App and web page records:
⟨
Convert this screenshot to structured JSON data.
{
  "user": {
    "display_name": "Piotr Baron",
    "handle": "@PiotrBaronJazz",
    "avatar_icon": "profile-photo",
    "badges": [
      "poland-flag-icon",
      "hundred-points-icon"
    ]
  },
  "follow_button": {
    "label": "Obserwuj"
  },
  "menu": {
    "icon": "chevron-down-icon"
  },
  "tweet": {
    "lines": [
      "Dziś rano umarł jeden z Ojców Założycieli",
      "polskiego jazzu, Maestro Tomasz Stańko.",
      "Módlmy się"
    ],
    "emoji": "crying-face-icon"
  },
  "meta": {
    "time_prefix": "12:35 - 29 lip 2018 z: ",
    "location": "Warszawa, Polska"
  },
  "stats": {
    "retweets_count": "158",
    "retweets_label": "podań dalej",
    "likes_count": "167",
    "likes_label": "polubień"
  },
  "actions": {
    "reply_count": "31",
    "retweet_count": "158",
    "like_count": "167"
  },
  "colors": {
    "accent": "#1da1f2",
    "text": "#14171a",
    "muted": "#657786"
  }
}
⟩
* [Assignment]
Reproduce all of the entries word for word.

* [Written response]
Convert this screenshot to structured JSON data.
{
  "user": {
    "display_name": "Piotr Baron",
    "handle": "@PiotrBaronJazz",
    "avatar_icon": "profile-photo",
    "badges": [
      "poland-flag-icon",
      "hundred-points-icon"
    ]
  },
  "follow_button": {
    "label": "Obserwuj"
  },
  "menu": {
    "icon": "chevron-down-icon"
  },
  "tweet": {
    "lines": [
      "Dziś rano umarł jeden z Ojców Założycieli",
      "polskiego jazzu, Maestro Tomasz Stańko.",
      "Módlmy się"
    ],
    "emoji": "crying-face-icon"
  },
  "meta": {
    "time_prefix": "12:35 - 29 lip 2018 z: ",
    "location": "Warszawa, Polska"
  },
  "stats": {
    "retweets_count": "158",
    "retweets_label": "podań dalej",
    "likes_count": "167",
    "likes_label": "polubień"
  },
  "actions": {
    "reply_count": "31",
    "retweet_count": "158",
    "like_count": "167"
  },
  "colors": {
    "accent": "#1da1f2",
    "text": "#14171a",
    "muted": "#657786"
  }
}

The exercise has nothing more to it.